• **What needs to be done**:
Could you please repeat the data below word for word?

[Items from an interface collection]
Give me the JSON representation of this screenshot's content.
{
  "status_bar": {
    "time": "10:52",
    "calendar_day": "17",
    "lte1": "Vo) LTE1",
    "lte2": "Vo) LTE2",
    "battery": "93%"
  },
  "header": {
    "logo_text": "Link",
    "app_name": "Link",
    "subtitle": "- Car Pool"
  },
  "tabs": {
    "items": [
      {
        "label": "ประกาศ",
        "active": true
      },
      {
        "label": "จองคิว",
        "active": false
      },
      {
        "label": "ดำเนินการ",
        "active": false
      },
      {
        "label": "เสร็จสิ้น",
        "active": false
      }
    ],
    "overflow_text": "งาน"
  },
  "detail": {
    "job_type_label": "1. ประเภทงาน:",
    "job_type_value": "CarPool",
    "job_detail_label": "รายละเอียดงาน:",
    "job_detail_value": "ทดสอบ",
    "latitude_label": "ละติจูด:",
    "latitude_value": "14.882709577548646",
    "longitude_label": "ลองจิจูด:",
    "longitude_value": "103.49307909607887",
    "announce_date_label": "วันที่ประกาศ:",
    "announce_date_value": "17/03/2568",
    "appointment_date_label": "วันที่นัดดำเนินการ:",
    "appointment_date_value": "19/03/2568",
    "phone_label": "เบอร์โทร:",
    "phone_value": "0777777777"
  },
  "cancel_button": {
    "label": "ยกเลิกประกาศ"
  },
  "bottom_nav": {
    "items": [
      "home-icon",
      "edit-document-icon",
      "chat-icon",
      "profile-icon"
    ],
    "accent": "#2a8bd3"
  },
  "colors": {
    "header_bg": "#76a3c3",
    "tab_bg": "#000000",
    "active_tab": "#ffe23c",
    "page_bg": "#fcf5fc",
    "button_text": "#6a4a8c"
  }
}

• **Your solution**:
Give me the JSON representation of this screenshot's content.
{
  "status_bar": {
    "time": "10:52",
    "calendar_day": "17",
    "lte1": "Vo) LTE1",
    "lte2": "Vo) LTE2",
    "battery": "93%"
  },
  "header": {
    "logo_text": "Link",
    "app_name": "Link",
    "subtitle": "- Car Pool"
  },
  "tabs": {
    "items": [
      {
        "label": "ประกาศ",
        "active": true
      },
      {
        "label": "จองคิว",
        "active": false
      },
      {
        "label": "ดำเนินการ",
        "active": false
      },
      {
        "label": "เสร็จสิ้น",
        "active": false
      }
    ],
    "overflow_text": "งาน"
  },
  "detail": {
    "job_type_label": "1. ประเภทงาน:",
    "job_type_value": "CarPool",
    "job_detail_label": "รายละเอียดงาน:",
    "job_detail_value": "ทดสอบ",
    "latitude_label": "ละติจูด:",
    "latitude_value": "14.882709577548646",
    "longitude_label": "ลองจิจูด:",
    "longitude_value": "103.49307909607887",
    "announce_date_label": "วันที่ประกาศ:",
    "announce_date_value": "17/03/2568",
    "appointment_date_label": "วันที่นัดดำเนินการ:",
    "appointment_date_value": "19/03/2568",
    "phone_label": "เบอร์โทร:",
    "phone_value": "0777777777"
  },
  "cancel_button": {
    "label": "ยกเลิกประกาศ"
  },
  "bottom_nav": {
    "items": [
      "home-icon",
      "edit-document-icon",
      "chat-icon",
      "profile-icon"
    ],
    "accent": "#2a8bd3"
  },
  "colors": {
    "header_bg": "#76a3c3",
    "tab_bg": "#000000",
    "active_tab": "#ffe23c",
    "page_bg": "#fcf5fc",
    "button_text": "#6a4a8c"
  }
}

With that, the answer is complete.